Facebook and its 1-2-3 platform punch (Facebook, Facebook Messenger, and Instagram – which they own) pack a wallop when it comes to total engagement: 75% of Facebook users use Facebook on a daily basis.
So, there’s a good chance that your audience is not only on Facebook, but is SUPER engaged on Facebook – meaning, Facebook has a lot of active users who continually post and follow up on the things they post about on Facebook.
That’s a mountain of opportunity.
It sounds so simple: Find your target market and engage with them where they’re most engaged.
So how do you find where your audience is doing things like talking, interacting, and searching?
(You can also find basic social media demographics in the report by Pew Research that we’ve referenced in this post.)
But maybe your fans aren’t on Facebook. Or, at least, maybe they’re not engaged on Facebook.
You probably do this all the time and don’t even think about it – you follow a brand or an influencer across a bunch of platforms (Facebook, Twitter, Snap), but only interact with them on one.
So, say you’ve got a dedicated audience on a niche or emerging social media platform. What now?
Blindly chasing the newest and hottest platforms is a recipe for distraction – exposing you to an unproven learning curve with a lot of unknowns.
That doesn’t mean that you won’t benefit from being among the first on a hot new platform! (After all, we were beaten to claiming @Edgar by a lot of years – we didn’t exactly exist back then, though, so it’s okay.)
But sometimes the people who pioneer a good idea are usurped by the people who take that good idea and make it GREAT. Sometimes even an unstoppable force can come up against an immovable object.

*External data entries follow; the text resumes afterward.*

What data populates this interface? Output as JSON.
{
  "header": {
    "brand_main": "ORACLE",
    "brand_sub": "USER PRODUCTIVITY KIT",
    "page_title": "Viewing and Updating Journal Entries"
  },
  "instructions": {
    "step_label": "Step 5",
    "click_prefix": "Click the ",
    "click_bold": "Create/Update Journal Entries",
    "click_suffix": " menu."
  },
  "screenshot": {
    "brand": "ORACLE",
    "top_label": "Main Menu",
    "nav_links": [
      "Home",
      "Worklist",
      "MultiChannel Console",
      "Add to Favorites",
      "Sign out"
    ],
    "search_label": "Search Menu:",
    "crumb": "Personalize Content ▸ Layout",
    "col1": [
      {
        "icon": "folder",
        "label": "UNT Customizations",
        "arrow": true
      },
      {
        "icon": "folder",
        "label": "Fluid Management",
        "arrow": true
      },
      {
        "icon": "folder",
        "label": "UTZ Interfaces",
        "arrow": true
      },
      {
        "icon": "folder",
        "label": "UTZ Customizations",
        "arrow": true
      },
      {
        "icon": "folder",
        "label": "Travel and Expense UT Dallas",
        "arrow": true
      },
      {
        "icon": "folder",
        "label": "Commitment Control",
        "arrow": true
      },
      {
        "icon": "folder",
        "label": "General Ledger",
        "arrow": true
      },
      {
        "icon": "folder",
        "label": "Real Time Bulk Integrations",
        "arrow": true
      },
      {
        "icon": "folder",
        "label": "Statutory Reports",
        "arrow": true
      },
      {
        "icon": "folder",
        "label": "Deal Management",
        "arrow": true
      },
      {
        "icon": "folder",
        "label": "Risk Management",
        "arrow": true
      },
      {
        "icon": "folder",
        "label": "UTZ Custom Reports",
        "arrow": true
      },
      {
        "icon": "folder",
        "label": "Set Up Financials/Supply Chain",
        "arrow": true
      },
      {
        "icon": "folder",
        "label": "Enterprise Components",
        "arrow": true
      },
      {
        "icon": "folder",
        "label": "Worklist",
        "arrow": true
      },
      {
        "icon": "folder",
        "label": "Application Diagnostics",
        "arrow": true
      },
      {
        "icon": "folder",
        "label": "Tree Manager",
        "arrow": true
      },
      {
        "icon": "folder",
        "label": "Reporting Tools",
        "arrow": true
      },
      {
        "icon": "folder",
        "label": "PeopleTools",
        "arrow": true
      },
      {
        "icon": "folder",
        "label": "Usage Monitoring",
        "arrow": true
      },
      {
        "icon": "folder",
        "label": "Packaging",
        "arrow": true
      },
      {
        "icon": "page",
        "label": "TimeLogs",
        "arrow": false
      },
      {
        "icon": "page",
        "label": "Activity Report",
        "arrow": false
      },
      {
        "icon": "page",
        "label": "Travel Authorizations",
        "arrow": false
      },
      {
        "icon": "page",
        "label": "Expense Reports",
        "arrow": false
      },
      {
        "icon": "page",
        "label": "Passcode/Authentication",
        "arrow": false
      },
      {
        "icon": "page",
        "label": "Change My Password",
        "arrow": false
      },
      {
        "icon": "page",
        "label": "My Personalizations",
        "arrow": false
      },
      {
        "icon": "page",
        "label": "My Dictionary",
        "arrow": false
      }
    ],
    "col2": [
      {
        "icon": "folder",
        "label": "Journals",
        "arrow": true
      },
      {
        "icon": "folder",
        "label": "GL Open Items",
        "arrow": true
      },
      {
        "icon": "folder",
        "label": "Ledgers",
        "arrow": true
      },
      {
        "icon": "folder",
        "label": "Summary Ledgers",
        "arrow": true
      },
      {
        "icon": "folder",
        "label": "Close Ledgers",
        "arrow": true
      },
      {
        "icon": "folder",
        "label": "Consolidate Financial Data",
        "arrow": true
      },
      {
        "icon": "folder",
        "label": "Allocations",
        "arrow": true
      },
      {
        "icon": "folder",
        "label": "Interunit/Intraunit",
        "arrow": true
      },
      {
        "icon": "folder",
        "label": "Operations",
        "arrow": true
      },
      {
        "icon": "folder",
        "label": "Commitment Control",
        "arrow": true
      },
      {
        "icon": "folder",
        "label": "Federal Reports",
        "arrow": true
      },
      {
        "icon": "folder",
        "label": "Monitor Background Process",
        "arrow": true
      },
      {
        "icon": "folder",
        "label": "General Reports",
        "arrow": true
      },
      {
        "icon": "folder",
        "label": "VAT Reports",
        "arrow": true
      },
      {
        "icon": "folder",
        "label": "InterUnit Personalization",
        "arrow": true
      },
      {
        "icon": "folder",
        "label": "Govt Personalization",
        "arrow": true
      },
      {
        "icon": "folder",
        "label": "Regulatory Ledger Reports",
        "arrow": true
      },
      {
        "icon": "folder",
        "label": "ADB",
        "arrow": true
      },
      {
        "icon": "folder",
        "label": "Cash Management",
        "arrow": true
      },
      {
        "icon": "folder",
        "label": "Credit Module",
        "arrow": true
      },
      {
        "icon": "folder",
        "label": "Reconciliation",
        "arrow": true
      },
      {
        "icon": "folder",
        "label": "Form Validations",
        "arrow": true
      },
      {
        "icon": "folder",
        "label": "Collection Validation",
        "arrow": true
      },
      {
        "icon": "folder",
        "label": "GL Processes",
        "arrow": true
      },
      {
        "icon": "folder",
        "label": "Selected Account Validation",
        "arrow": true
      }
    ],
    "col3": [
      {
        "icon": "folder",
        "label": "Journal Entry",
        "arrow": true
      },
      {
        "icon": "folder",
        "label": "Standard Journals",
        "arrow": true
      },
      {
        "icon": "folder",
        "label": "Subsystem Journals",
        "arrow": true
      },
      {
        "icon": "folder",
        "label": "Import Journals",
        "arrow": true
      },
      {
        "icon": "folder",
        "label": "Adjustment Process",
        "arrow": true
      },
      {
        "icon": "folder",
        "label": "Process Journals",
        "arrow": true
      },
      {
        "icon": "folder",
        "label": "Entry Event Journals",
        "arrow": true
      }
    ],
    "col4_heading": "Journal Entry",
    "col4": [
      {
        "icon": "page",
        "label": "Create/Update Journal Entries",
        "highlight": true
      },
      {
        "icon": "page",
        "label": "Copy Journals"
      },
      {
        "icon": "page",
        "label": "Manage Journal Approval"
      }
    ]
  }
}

It’s a fact that 90% of startups fail – and some of those startups are social networking platforms. So many social media sites that used to have a first-class ticket on the Hype Train are now back in steerage somewhere:
While early adoption has its advantages, in practice it carries big risks – and it can take a while for audiences, UX, and power users to settle out.
As an example: Snap is popular, and they’re doing cool experimental stuff (like those awesome Spectacles) – and it’s working for them. Their IPO is being compared a lot to Twitter’s.
But Twitter’s a proven business – it’s got longevity and strong user engagement, which are metrics that matter a lot when planning out a social media strategy.
Again, if you want to take a chance at a hot new platform, go for it! Just don’t go all-in on one. Mix it up with the Top 5 to max your reach.
Streaming video isn’t going anywhere. In fact, it’s becoming a hot commodity across the major social media platforms, with Facebook Live, Instagram Live, Twitter, and Snapchat (naturally) all banking the continuing upward trend.
Internet video will account for 79% of global Internet traffic by 2020, which is somehow less than three years away, OMG.
That’s an audience that some might call “undeniable.”
A smart and safe bet is to be on the platform with the biggest investment in the space. (SPOILER ALERT #3: That’d be Facebook.)
(Side note: You can check out our full comparison of how live video works on different social networks right here.)
So, other than knowing what you already know – that Facebook is still staggeringly popular – among the key takeaways here is to put yourself in the position of your audience: Go where they like to go, come back often, and don’t be afraid to engage with them!
Everyone likes to build rapport and relationships with the people and brands who are active on the social media sites they’re most active on, too.
Spreading yourself too thin is a line entrepreneurs walk every day. Want to make more meaningful connections? Give yourself more opportunities by going where the people are!
Have you discovered new audiences on new platforms?
Or do you stick with the tried and true?
Let us know in the comments below!